And that lack of alternatives is due not just to transit service but also to a car-centric built environment that makes transit harder to design and use than it should be. Being spread out to in a car-centric way means that transit systems in the region have a hard time serving the population. In Stranded by Sprawl, Paul Krugman of the NY Times wrote:
“In Atlanta poor and rich neighborhoods are far apart because, basically, everything is far apart; Atlanta is the Sultan of Sprawl, even more spread out than other major Sun Belt cities. This would make an effective public transportation system nearly impossible to operate even if politicians were willing to pay for it, which they aren’t.”
The design problem and its solution
In 2016, Atlanta Magazine published an excerpt from Ryan Gravel’s book (Gravel is the mastermind of the Atlanta Beltline). This passage speaks to the way our personal transportation options — or lack thereof — shape our shared spaces:
Locally and nationally, as the private market began providing people with the auto-oriented communities they wanted, and as governments supported that development with subsidized home loans and publicly funded roadways, we began an astounding new chapter of city building in this country that has resulted in, among other things, the majority of Americans being dependent exclusively on automobiles not only for their jobs but for their very existence.
Atlanta’s war on density is a well documented part of our past, but it doesn’t have to be our future. The City of Atlanta is in the middle of a zoning code rewrite that looks like it will make the city a much more urban place in form, with a focus on walkable density. And as has often happened, urban successes in the center city will likely spur some competitive spirit in the rest of the region, as they follow that lead.
The fact that Mayor Bottoms has apparently decided to keep Tim Keane in his role as the city’s planning chief, in itself, is cause for optimism about a more urban-appropriate level of design for the city’s future. Consider this quote from Keane about the city’s current zoning ordinance:
“The concepts in the 35-year-old ordinance were very, very suburban, in that a fundamental expectation was that people would drive to do everything and park directly in front of where they wanted to be. It bears very little resemblance to Atlanta today and the way we want to become more urban.”
Becoming more urban certainly sounds like a good goal for Atlanta.
On Twitter, a reader mentioned that it seems like we’ve been in the middle of a zoning ordinance rewrite for a few years now (as mentioned in the post).
It is indeed a long process, but it’s worth the wait.

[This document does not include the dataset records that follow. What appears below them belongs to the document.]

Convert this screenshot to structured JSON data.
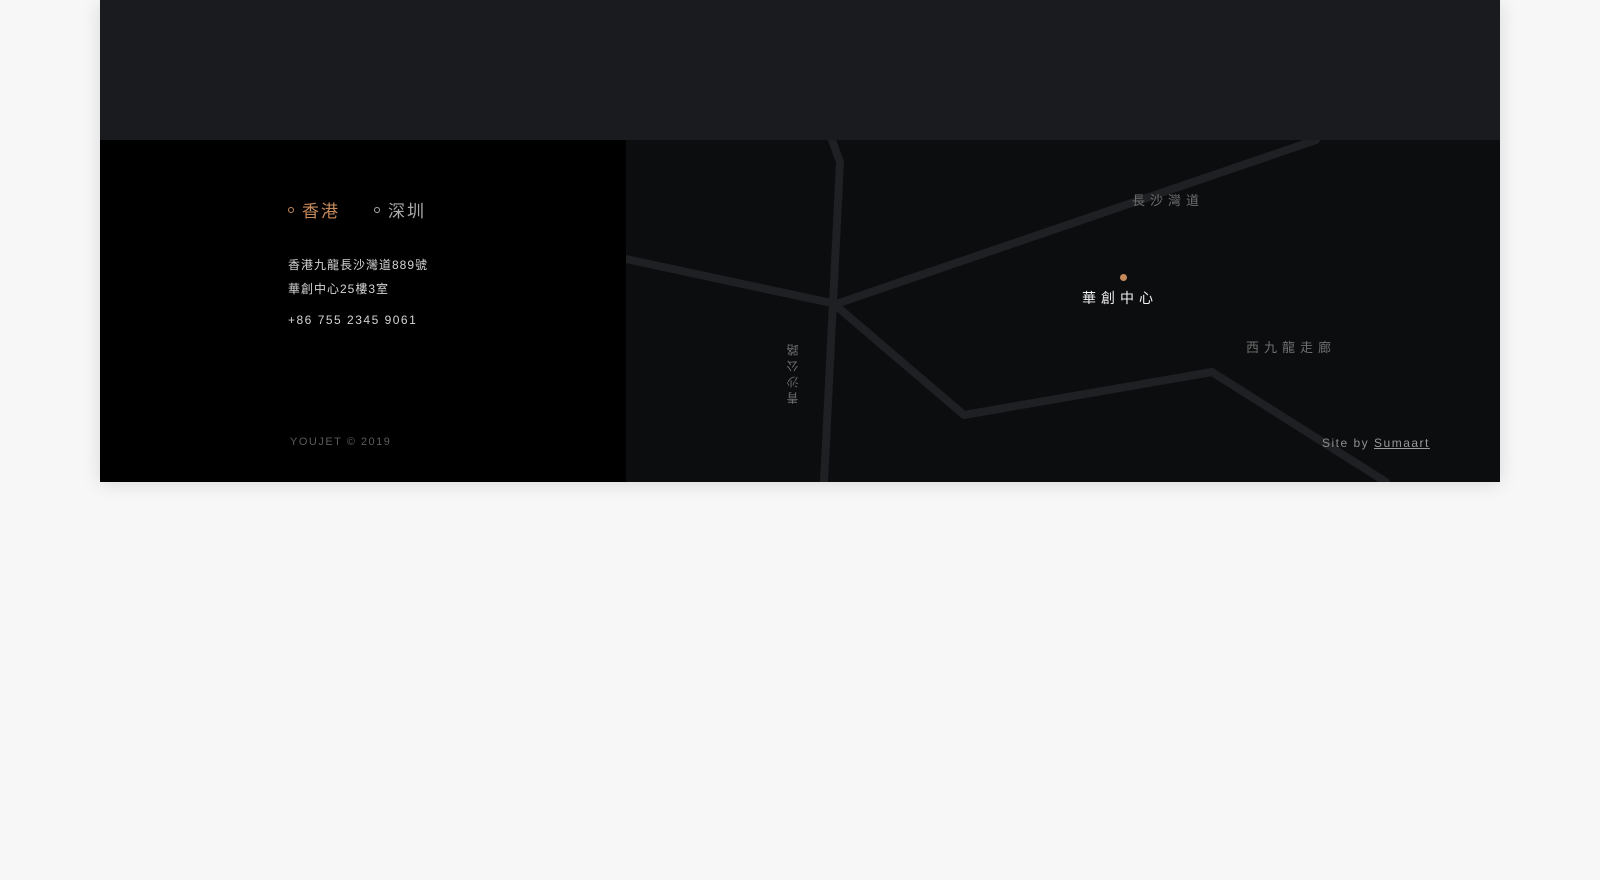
{
  "colors": {
    "accent": "#c6895a",
    "top_band": "#1a1b1f",
    "footer_left_bg": "#000000",
    "map_bg": "#0c0d0f",
    "road": "#1f2023"
  },
  "city_tabs": [
    {
      "label": "香港",
      "active": true
    },
    {
      "label": "深圳",
      "active": false
    }
  ],
  "address": {
    "line1": "香港九龍長沙灣道889號",
    "line2": "華創中心25樓3室"
  },
  "phone": "+86 755 2345 9061",
  "copyright": "YOUJET © 2019",
  "map": {
    "labels": {
      "changsha": "長沙灣道",
      "center": "華創中心",
      "westkowloon": "西九龍走廊",
      "qingsha": "青沙公路"
    }
  },
  "credit": {
    "prefix": "Site by",
    "link": "Sumaart"
  }
}
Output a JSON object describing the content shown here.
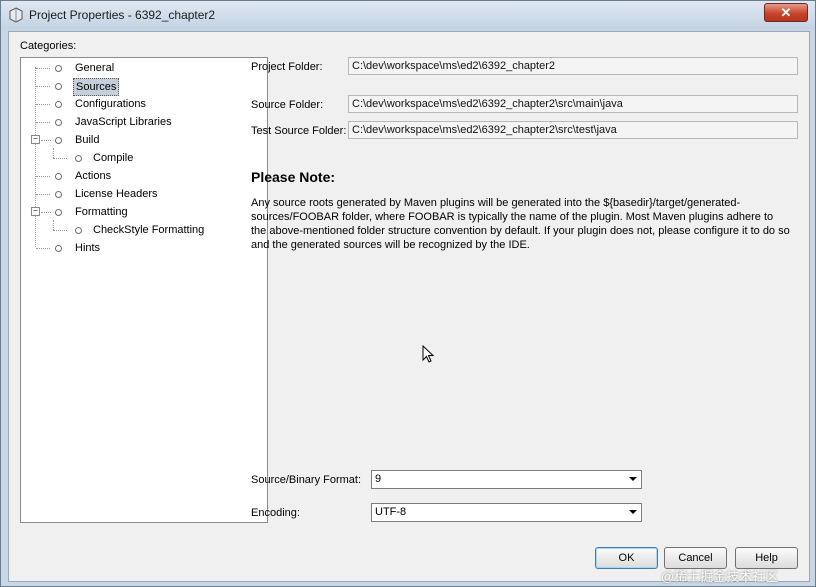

And luckily there are some tactical “quick fix” changes that can be implemented soon-ish after they’re OK’d. Here’s a list of those, within the current rewrite proposal.